## EXERCISE AIM
Type out the data exactly as given. Skip any image.

Start of RECORDS SHOWN

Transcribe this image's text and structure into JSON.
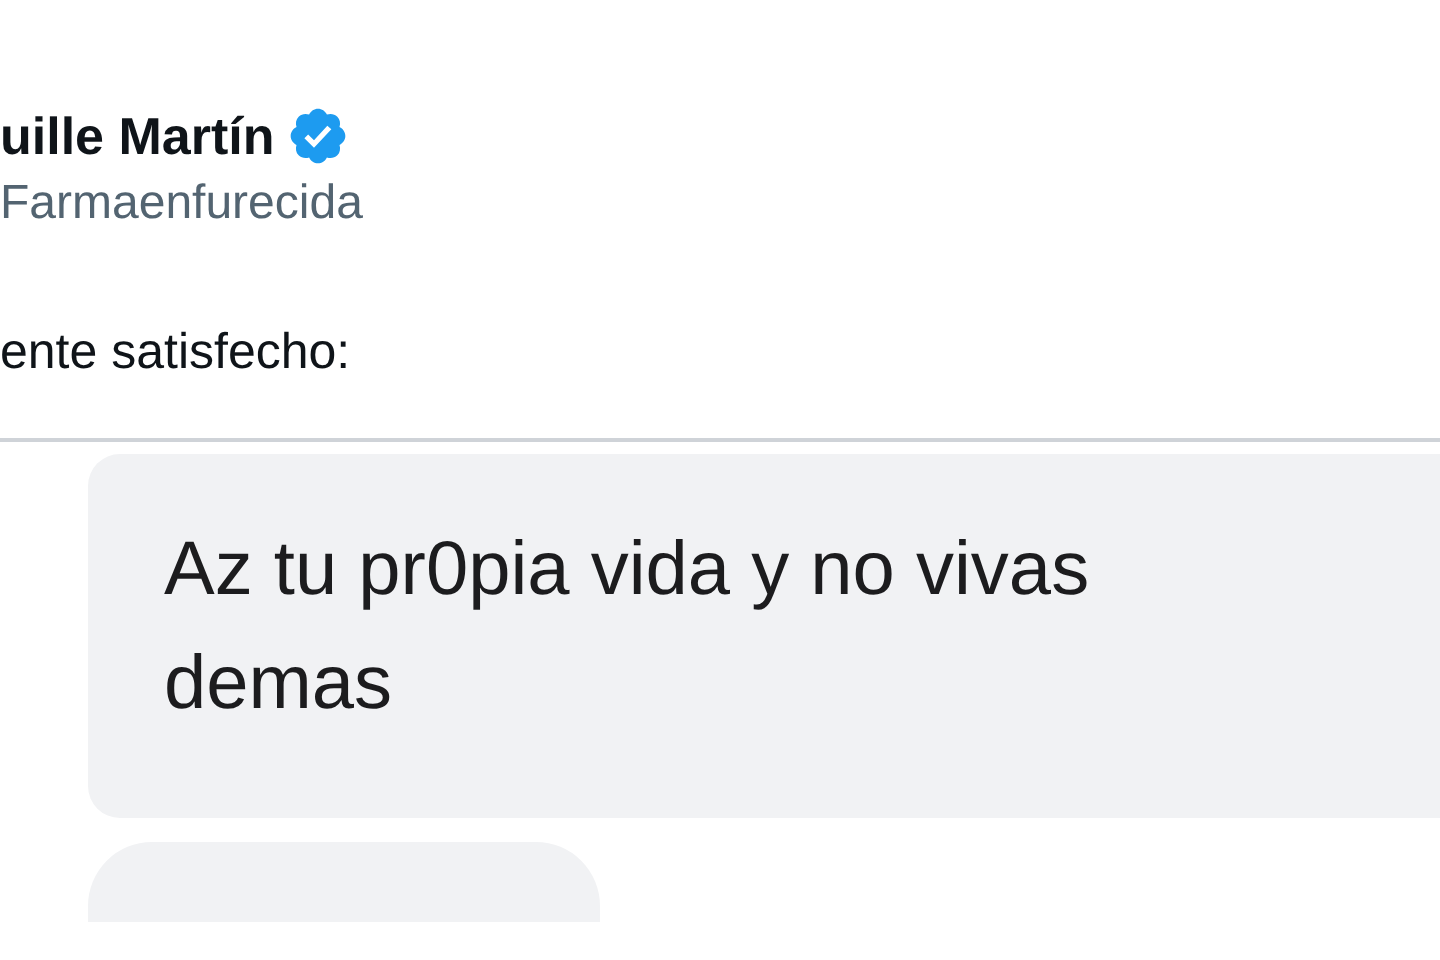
{
  "author": {
    "name": "uille Martín",
    "verified": true,
    "handle": "Farmaenfurecida"
  },
  "tweet_text": "ente satisfecho:",
  "messages": [
    {
      "kind": "text",
      "text": "Az tu pr0pia vida y no vivas demas"
    },
    {
      "kind": "empty"
    }
  ]
}
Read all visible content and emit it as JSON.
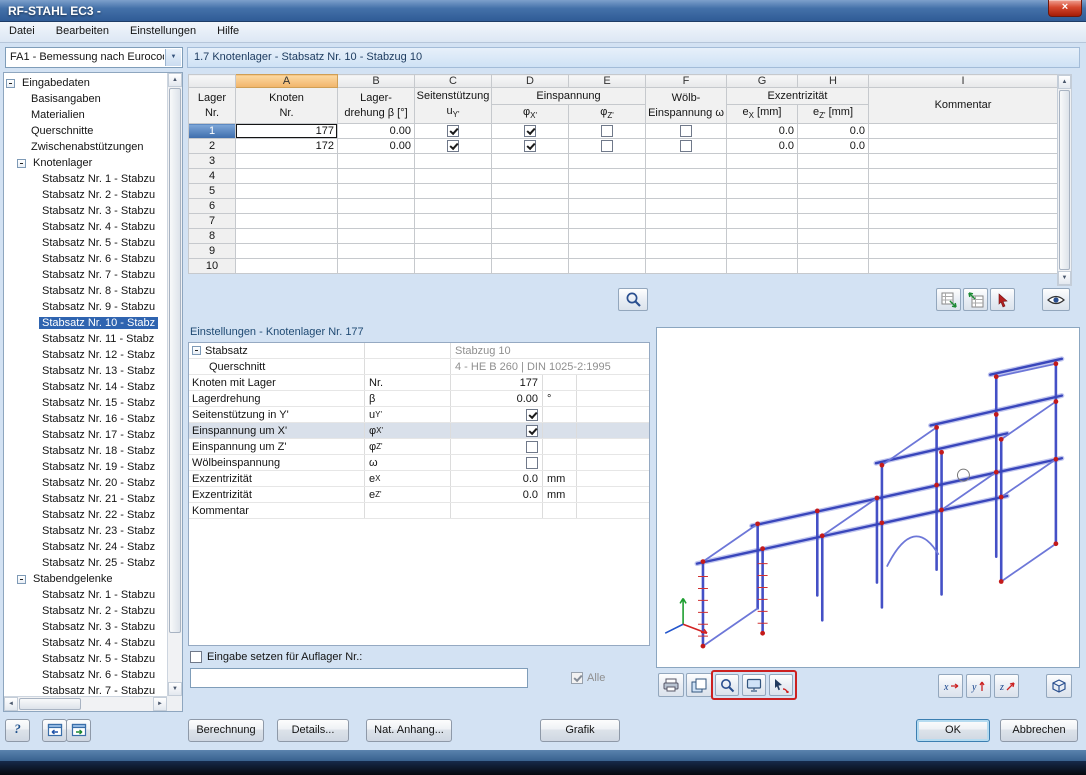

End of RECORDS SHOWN

## WRITTEN REPLY
Transcribe this image's text and structure into JSON.
{
  "author": {
    "name": "uille Martín",
    "verified": true,
    "handle": "Farmaenfurecida"
  },
  "tweet_text": "ente satisfecho:",
  "messages": [
    {
      "kind": "text",
      "text": "Az tu pr0pia vida y no vivas demas"
    },
    {
      "kind": "empty"
    }
  ]
}
Read all visible content and emit it as JSON.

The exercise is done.